AirAsia Bhd. (AIRA) placed an order for 200 Airbus SAS A320neo planes, surpassing a record contract confirmed by Indian carrier IndiGo a day earlier, as Asian airlines dominated the Paris Air Show.
The AirAsia deal, worth $18 billion at list prices, followed IndiGo’s order for 180 A320 and A320neo planes. Go Airlines (India) Ltd., Cebu Pacific and PT Garuda Indonesia also agreed to orders or commitments for another 127 A320-family planes during the exhibition.
“All the growth is in the Asia-Pacific,” said Neil Hansford, Chairman of Strategic Aviation Solutions, a Sydney- based industry consultant. “You aren’t seeing all that many new orders in Europe, and you sure aren’t seeing many new orders in the United States.”
The Asian A320 deals helped Toulouse, France-based Airbus announce more than 16 times as many firm orders as Boeing Co. at the show and contributed to the A320neo becoming the fastest selling new airliner in history. Chicago-based Boeing Co. has yet to decide whether to upgrade its rival 737 aircraft or design a completely new jet.
AirAsia, the region’s biggest low-cost carrier, became Airbus’s largest airline customer in the single-aisle market with its Paris order. The Sepang, Malaysia-based carrier has ordered a total of 375 A320-series aircraft, including 89 already in service, according to Airbus.
The carrier rose 4.1 percent to 3.29 ringgit in Kuala Lumpur trading, helped by a drop in oil prices yesterday that pushed up airline shares across the region. The airline has risen 30 percent this year, the best performance among the 31 members of the Bloomberg World Airlines Index.
“AirAsia will retain its dominance in the low-cost carrier market in Asia,” said Firdaus Hisham, a Kuala Lumpur-based analyst with Macquarie Securities Ltd. “There could be one or two concerns about overcapacity, but at the same time, Asia is a fast-growing market.”

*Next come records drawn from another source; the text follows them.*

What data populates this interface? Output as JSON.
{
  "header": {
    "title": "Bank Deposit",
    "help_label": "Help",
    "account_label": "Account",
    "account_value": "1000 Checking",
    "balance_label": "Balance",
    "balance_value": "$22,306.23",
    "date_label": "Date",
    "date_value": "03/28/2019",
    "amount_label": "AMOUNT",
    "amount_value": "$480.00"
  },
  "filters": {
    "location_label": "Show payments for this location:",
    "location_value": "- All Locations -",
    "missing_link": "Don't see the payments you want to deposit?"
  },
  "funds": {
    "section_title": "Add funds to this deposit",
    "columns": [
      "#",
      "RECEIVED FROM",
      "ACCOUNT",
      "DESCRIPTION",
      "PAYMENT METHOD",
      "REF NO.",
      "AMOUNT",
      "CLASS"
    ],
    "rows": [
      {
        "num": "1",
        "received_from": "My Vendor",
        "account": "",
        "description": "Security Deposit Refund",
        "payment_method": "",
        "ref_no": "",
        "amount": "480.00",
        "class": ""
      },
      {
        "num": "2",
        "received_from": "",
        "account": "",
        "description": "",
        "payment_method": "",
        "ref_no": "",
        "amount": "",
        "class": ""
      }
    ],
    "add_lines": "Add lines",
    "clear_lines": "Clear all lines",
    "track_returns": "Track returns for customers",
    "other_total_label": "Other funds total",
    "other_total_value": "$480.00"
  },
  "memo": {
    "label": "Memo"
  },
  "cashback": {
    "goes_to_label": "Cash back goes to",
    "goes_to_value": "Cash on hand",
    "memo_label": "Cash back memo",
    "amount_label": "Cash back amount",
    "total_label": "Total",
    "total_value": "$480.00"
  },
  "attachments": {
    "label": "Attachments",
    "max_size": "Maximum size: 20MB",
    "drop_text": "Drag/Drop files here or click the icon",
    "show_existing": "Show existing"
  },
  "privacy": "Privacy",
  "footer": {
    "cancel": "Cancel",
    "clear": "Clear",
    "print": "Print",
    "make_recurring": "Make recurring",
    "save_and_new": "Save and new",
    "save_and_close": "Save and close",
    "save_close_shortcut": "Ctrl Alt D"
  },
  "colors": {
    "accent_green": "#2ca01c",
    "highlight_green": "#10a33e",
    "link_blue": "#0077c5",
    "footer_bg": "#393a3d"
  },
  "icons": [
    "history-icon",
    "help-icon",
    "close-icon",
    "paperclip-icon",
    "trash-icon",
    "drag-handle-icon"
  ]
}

Asia-Pacific international travel may expand 7.6 percent a year through 2014, compared with growth rates of about 5 percent in North America and Europe, according to the International Air Transport Association.
IndiGo firmed up a previously announced order for 150 A320neos and 30 of the existing version of the A320. GoAir, another Indian budget carrier, confirmed a deal for 72 A320neos it first revealed last week.
“There are millions on trains in India that will move to air travel,” said Hansford. “The Indian market could grow fivefold so long as the middle class keeps growing.”
AirAsia has its main base in Malaysia, ventures in Thailand and Indonesia, and a long-haul affiliate. The carrier flies to more than 20 countries, according to its website. Chief Executive Officer Tony Fernandes and partners bought the then- unprofitable airline about a decade ago.
AirAsia now has “the ability to meet the huge growth potential offered by the Asian market,” Fernandes said yesterday at an air show press conference.
Airbus, a unit of European Aeronautic, Defence & Space Co., plans to introduce the A320neo, which features new engines, from late 2015. The planemaker is promising efficiency gains of 15 percent versus existing narrow-body aircraft.
AirAsia will power its A320neos with the Leap-X engine from CFM International, a venture of General Electric Co. (GE) and Safran SA. (SAF) Two engines go on each aircraft, giving the order a value of about $4.8 billion based on list prices. The Leap-X competes with the geared turbofan from United Technologies Corp. (UTX)’s Pratt & Whitney unit.
Airbus had a record air show, with 418 firm orders valued at $44 billion. The A320neo, with a list price of $91.2 million, attracted a total of 667 orders and commitments worth almost $61 billion, taking the model’s overall total to 1,029.
Boeing had orders and commitments for 142 planes worth more than $22 billion at the show. Its orders included a contract for 10 737s from Malaysian Airline System Bhd. Bombardier Inc., the third-biggest planemaker, also won a contract for as many as 30 of its new CSeries plane from Korean Air Lines Co. at the show.
To contact the editor responsible for this story: Neil Denslow at email@example.com